The letter, signed by 29 state representatives and 13 senators, also calls for greater efforts to improve existing facilities at the Fairpark.Rep. Kurt E. Oscarson, D-Salt Lake, a member of the Legislature's Community and Economic Development Appropriations Com-mittee, prepared and signed the letter, which was sent to Gov. Mike Leavitt; Joseph Jenkins, executive director of the Utah Department of Community and Economic Development; and Bill Shaw, chairman of the the State Fair Committee, and "other members of the committee."

The letter, which was dated Aug. 22, was also signed by all Salt Lake County senators and all but two Salt Lake County representatives.

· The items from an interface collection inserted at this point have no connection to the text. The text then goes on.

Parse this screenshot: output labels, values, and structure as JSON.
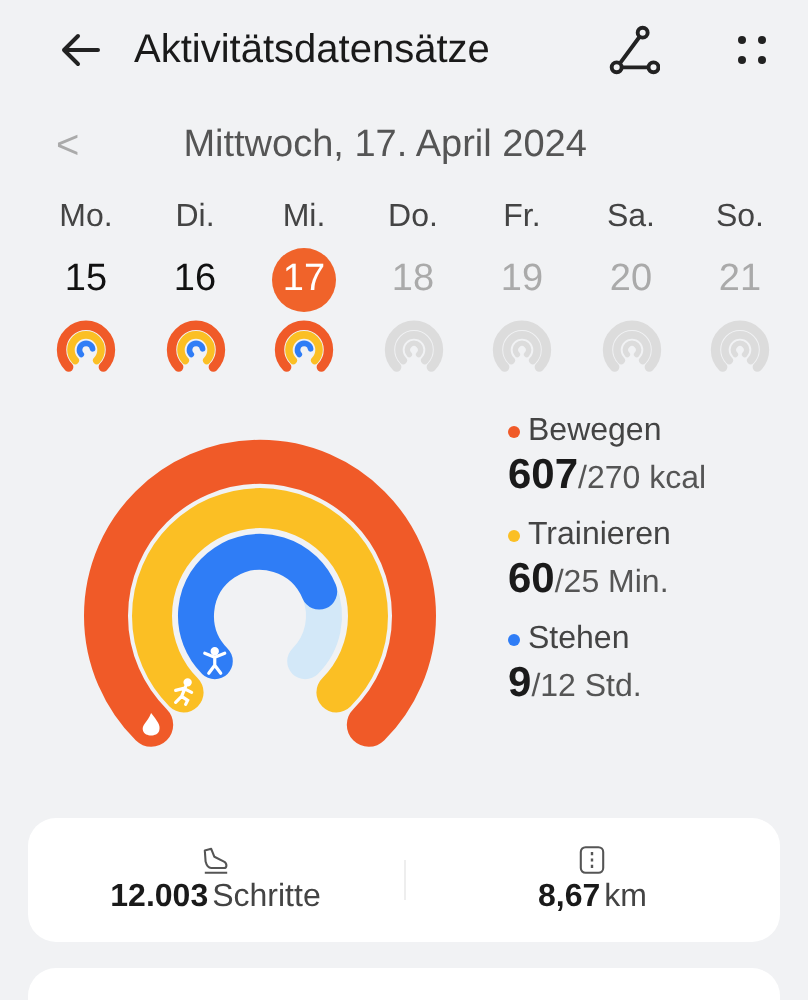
{
  "header": {
    "title": "Aktivitätsdatensätze"
  },
  "date_nav": {
    "prev": "<",
    "date": "Mittwoch, 17. April 2024"
  },
  "week": [
    {
      "day": "Mo.",
      "date": "15",
      "selected": false,
      "has_data": true
    },
    {
      "day": "Di.",
      "date": "16",
      "selected": false,
      "has_data": true
    },
    {
      "day": "Mi.",
      "date": "17",
      "selected": true,
      "has_data": true
    },
    {
      "day": "Do.",
      "date": "18",
      "selected": false,
      "has_data": false
    },
    {
      "day": "Fr.",
      "date": "19",
      "selected": false,
      "has_data": false
    },
    {
      "day": "Sa.",
      "date": "20",
      "selected": false,
      "has_data": false
    },
    {
      "day": "So.",
      "date": "21",
      "selected": false,
      "has_data": false
    }
  ],
  "metrics": [
    {
      "kind": "move",
      "label": "Bewegen",
      "value": "607",
      "goal": "/270 kcal",
      "color": "#f05a28"
    },
    {
      "kind": "exercise",
      "label": "Trainieren",
      "value": "60",
      "goal": "/25 Min.",
      "color": "#fbbf24"
    },
    {
      "kind": "stand",
      "label": "Stehen",
      "value": "9",
      "goal": "/12 Std.",
      "color": "#2f7df6"
    }
  ],
  "summary": [
    {
      "kind": "steps",
      "value": "12.003",
      "unit": "Schritte"
    },
    {
      "kind": "distance",
      "value": "8,67",
      "unit": "km"
    }
  ]
}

Oscarson said his intent was to let the State Fairpark Task Force know how several lawmakers feel about the fair and its location. Earlier this year, Jenkins asked the task force, which is also headed by Shaw, to study the fair and its facilities. As part of its study, the task force has discussed proposals to move the fair to a new location.

In the letter, a copy of which was provided to the Deseret News, the lawmakers said the fair should remain at its "traditional location." The site has been a "beacon representing the diversity of Utah's citizens and visitors as a unique place to hold events. The park is ingrained in our history . . ., and we believe it would be a mistake to change the location."

Continuing, the letter urges a "rededication of commitment to the restoration (of facilities) of this significant meeting place" and requests that Leavitt, Jenkins, Shaw and others "do everything possible to see that this locality is once again a great source of pride" for all citizens.

The legislators said they strongly oppose loss of the historic site. "To rebuild the park in a new location would be prohibitive and not in the best interests" of the state.

"Although the park has seen some years of neglect, the recent restoration and renewed interest in retaining the park's historic buildings have breathed new life (into the park). It is our belief that the majority of the Utah citizens do not want to see the park relocated."

The 28 other representatives who signed the letter are Irby N. Arrington, Kelly C. Atkinson, Steve Barth, Afton B. Bradshaw, Melvin R. Brown, Judy Ann Buffmire, Mary Carlson, Orville D. Carnahan, Sara Eubank, R. Mont Evans, Brent H. Goodfellow, Ronald J. Greensides, Neal B. Hendrickson, J. Reese Hunter, Arlo D. James, Shirley V. Jensen, David M. Jones, Robert H.M. Killpack, Frank R. Pignanelli, Clark L. Reber, Allan C. Rushton, Gene Davis, Raymond W. Short, Pete Suazo, Daniel H. Tuttle, Michael G. Waddoups, Paul Shepherd and Darrell L. Jorgensen. Also signing were Sens. Delpha A. Baird, Wilford R. Black Jr., Paul T. Fordham, Scott N. Howell, Al Mansell, Ronald J. Ockey, George Mantes, Millie M. Peterson, Stephen J. Rees, Brent C. Richards, Robert C. Steiner, Blaze D. Wharton and Howard A. Stephenson.

Ockey is also a member of the state task force, which has been meeting in recent weeks. The task force was supposed to present its findings to Leavitt Oct. 1, but Shaw said on Tuesday that he will seek an extension.

Oscarson told the Deseret News he has been disturbed by failure in past legislative sessions to get the Coliseum and other State Fairpark facilities on the bonding list. He said he and some other legislators recently heard a report that a local company was looking at the State Fairpark as a possible development site.

The task force and a number of subcommittees have been meeting for several weeks and appear to still have more research to complete. Some members of the task force are scheduled to visit fairs in other states, and they hope to meet with a representative of the Weber and Salt Lake county commissions regarding proposals that might involve the State Fair.

In task force meetings, members have seemed anxious to study pros and cons related to financial and other issues involving the fair. The task force and state officials have said they have no hidden agendas regarding the fair or the Fairpark, and they say they are determined to make recommendations in the best interests of the state.